Trust me; I’ve dealt with puppy eyes and long whines way too many times because of this innocent habit, so consider this a friendly warning.
Serving guava as a treat is your best option because you won’t overserve it, and you’ll get a pupper that’s very happy to get a sweet reward.
Can dogs eat guava-flavored products? Let’s see:
Experienced dog parents already know this, but if you’re a newbie, you must never serve anything out of a can to your dog.
Canned/tinned foods contain preservatives and seasonings that are highly toxic to dogs, so it’s best to avoid them.
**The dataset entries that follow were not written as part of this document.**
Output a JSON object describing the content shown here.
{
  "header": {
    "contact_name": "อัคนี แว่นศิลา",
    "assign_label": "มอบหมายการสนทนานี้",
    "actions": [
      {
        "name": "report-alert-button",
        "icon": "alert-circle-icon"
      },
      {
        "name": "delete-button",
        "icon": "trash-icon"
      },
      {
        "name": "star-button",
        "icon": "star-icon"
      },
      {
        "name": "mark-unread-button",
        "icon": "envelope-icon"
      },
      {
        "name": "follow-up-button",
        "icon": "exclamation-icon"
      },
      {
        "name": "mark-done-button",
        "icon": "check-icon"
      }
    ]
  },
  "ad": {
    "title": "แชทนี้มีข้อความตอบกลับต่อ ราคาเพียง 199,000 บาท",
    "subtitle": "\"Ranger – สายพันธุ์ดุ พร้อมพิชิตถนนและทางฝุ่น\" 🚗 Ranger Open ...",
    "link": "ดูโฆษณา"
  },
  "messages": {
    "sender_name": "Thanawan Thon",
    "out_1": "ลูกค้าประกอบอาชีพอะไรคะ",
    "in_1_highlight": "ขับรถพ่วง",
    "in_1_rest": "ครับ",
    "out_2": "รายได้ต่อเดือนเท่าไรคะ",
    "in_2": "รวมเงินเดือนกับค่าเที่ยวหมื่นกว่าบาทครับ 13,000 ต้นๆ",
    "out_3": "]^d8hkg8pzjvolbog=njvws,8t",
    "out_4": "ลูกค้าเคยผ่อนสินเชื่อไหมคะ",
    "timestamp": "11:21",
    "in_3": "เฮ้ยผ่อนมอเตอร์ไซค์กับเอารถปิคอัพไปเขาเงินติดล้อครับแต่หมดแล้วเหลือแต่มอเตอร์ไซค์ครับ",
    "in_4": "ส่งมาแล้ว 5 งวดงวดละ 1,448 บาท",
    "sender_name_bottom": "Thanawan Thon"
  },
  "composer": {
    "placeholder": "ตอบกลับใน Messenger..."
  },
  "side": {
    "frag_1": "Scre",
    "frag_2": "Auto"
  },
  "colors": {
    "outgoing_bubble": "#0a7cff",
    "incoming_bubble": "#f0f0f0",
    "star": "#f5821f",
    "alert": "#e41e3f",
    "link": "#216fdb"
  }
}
Canned fruit is the worst because it absorbs all the sugar from the sweet water in the can.
Your dog will get extremely sick from eating tinned guavas, so don’t let it near them.
Guava cheese contains sugar, salt, lemon juice, guavas, and water. Most of these ingredients are toxic for dogs, so it’s best to stay away.
Guava jam is loaded with sugar, so it’s unsafe for your dog.
Although gelatin is safe for dogs, the other ingredients in jelly aren’t.
Guava jelly contains a lot of sugar, which is harmful to dogs. Packed or ready-to-make guava jellies may contain preservatives or harmful chemicals, so don’t trust those market brands.
Guava juice contains sugar, so it’s not safe for dogs. But here are ways to make dog-safe guava juice, so let’s go into details.
Packaged guava juice contains sweeteners like xylitol and other toxic ingredients for dogs, so stay away.
You can make unsweetened guava juice at home, but it’s only safe for your dog under strict conditions:
- You mustn’t add any sugar, salt, or other seasonings to the juice.
- The more watery the juice, the safer it is for your dog. Guava juice is concentrated, which can be dangerous. However, you can water it down by adding ¾th of water and limiting guavas to only ¼th. In simpler terms, you’re simply making guava-flavored water for your dog.
- Don’t serve your dog more than half a cup of juice because it can be dangerous.
Muffins, cakes, and most baked items are full of carbs and harmful seasonings, so dogs are not safe.
Guava paste has a high sugar content, so it’s dangerous for dogs.
Can dogs eat guava? Yes.
But there are many wondrous fruits you can serve instead of guava. It’s important to remember that fruits aren’t a usual part of a dog’s diet, so they’re best in moderation.
Dogs can eat mango pulp in moderation. Controlled quantities of mangoes are healthy for dogs and provide them with many nutritional benefits.
Controlled quantities of pineapple are great for dogs; pineapple builds immunity and protects nerve functions in dogs.
Seedless watermelons are a great way to boost your dog’s hydration and immunity in the summer.
Final Words | Can Dogs Eat Guava?
Fruits aren’t part of a dog’s routine diet, so it’s never a good idea to serve more than what the vet recommends.
Eating controlled quantities of guava is beneficial, so you can serve it in moderation. Guavas boost immunity, strengthen bones, vision, and muscle functions, and improve nerve functions in dogs.
Never serve anything to your dog without consulting the vet. Some dogs are allergic to dog-friendly foods too, so asking the vet prevents unintentional harm.
Overeating guavas can cause stomach problems, so don’t serve more than half a cup at a time. Guava seeds, leaves, and stems are highly dangerous for dogs, so remove them completely before serving.
It’s optional to serve guava peels, but you should soften them by soaking them in water before serving.